# Can we do integer addition in linear time?

Why, yes, of course. But I'm actually interested in the cost of computing the sum of multiple integers:

Input: A sequence of nonnegative integers $$\langle X_i:i written in binary.

Output: $$\sum_{i.

The size of the input is $$n=k+\sum_in_i$$, where $$n_i$$ is the length of $$X_i$$. Can we compute the sum in time $$O(n)$$ on a multi-tape Turing machine? (Or log-cost RAM, I guess. Not unit-cost RAM, which would trivialize the problem.) (This is not yet the question.)

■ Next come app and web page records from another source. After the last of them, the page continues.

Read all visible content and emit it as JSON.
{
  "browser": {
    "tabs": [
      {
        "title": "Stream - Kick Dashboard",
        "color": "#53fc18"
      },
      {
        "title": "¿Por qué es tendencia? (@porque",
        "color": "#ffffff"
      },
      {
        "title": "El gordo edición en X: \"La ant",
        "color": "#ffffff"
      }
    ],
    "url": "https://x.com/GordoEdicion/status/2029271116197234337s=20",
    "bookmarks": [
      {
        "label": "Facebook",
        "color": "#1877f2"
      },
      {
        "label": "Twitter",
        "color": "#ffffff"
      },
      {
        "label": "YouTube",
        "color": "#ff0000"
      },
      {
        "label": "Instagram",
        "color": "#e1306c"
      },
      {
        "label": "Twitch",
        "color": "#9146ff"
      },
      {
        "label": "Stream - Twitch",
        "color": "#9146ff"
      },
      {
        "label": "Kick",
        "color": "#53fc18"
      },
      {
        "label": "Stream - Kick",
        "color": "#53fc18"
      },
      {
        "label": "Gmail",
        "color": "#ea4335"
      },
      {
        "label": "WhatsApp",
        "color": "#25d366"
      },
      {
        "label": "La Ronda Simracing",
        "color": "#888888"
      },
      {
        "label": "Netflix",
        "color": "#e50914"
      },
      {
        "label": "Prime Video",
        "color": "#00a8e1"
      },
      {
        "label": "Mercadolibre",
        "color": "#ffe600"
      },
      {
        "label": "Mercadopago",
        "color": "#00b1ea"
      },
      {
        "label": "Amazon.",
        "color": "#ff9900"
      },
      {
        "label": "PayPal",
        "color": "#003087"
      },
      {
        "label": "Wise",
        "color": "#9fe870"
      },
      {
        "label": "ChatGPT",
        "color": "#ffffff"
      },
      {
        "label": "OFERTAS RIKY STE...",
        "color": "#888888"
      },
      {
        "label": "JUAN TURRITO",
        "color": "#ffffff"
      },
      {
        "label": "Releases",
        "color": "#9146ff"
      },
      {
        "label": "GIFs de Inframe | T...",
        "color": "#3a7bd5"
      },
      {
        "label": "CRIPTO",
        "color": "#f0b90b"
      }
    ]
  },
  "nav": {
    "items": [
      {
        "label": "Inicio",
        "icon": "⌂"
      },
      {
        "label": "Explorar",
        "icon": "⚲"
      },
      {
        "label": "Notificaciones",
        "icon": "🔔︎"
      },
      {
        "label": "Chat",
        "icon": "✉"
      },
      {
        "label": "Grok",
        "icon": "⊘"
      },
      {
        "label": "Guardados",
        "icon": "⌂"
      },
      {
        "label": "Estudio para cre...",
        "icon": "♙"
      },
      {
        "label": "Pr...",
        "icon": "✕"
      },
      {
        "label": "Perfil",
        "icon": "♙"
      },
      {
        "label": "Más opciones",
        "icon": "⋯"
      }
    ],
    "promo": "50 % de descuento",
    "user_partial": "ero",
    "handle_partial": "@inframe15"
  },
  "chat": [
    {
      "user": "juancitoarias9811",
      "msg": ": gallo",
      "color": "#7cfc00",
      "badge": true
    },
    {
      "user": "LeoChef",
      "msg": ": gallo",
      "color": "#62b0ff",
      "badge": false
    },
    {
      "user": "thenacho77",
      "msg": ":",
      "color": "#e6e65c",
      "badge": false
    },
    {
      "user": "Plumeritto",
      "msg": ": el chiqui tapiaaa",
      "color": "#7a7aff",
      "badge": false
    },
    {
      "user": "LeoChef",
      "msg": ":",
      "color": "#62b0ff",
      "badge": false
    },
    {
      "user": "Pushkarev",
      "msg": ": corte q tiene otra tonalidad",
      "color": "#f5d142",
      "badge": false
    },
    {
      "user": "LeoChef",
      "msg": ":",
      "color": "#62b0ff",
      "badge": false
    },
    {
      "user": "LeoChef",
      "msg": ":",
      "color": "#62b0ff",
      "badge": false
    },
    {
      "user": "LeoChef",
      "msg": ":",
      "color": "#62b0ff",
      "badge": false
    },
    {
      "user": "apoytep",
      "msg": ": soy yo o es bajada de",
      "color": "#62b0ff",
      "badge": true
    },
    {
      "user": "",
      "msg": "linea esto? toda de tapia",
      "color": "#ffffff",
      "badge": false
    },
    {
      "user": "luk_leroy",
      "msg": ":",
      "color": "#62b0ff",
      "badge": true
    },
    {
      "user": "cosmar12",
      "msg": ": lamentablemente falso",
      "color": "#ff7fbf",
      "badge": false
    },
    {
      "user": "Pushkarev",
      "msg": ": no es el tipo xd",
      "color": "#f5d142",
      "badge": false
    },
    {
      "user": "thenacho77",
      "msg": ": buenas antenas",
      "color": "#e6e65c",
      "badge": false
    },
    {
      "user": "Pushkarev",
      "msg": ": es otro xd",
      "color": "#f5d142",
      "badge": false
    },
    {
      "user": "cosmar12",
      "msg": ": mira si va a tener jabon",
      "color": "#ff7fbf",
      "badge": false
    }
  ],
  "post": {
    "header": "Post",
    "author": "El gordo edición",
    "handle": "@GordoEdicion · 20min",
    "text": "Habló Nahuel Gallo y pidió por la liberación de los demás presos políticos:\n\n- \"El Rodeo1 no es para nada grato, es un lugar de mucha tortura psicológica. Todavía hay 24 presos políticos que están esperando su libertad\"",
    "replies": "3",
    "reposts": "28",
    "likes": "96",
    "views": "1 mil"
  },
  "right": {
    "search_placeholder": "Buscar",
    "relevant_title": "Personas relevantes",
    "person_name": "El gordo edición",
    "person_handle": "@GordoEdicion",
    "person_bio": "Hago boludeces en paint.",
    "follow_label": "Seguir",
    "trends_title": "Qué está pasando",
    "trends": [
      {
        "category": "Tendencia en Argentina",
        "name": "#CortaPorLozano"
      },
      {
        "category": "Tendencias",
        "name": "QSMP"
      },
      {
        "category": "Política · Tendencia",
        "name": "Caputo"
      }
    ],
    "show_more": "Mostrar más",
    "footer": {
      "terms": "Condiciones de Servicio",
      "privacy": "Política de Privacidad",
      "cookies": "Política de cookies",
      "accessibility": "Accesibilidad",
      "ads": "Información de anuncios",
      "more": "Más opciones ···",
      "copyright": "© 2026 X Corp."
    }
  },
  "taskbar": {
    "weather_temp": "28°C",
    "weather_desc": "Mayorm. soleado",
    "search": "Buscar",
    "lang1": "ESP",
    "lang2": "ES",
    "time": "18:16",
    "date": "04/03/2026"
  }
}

The most stupid baseline algorithm is to use a second tape as an accumulator, and add the numbers to it one by one. Since all the intermediate sums have length $$O(n)$$, and addition of two integers is linear-time, this algorithm works in time $$O(nk)\subseteq O(n^2)$$.

It is a notorious example in amortized complexity that a binary counter can do $$n$$ increments in time $$O(n)$$ rather than the naïve bound $$O(n\log n)$$. This shows that the algorithm above works in linear time in the special case $$X_i=1$$ for all $$i.

I claim that this amortized analysis can be generalized to the full problem, showing that the baseline algorithm actually works in time $$O(n)$$; in particular, if $$t_i\ge n_i$$ denotes the last position visited when adding $$X_i$$ to the accumulator, then $$\sum_it_i\le2\sum_in_i$$. Thus, the stupid algorithm is not stupid at all, it is actually quite efficient!

Now, this looks like a basic result in algorithmic complexity, and surely must have been observed before. But unlike the special case of binary counters, I wasn't able to locate it in the literature.

Question: Is there a reference for the fact that the sum of a sequence of integers can be computed with $$O(n)$$ bit operations?

PS: I’ve written up the argument in arXiv:2306.08513 [cs.CC].

• Nice observation! This is new to me. May 20 at 2:12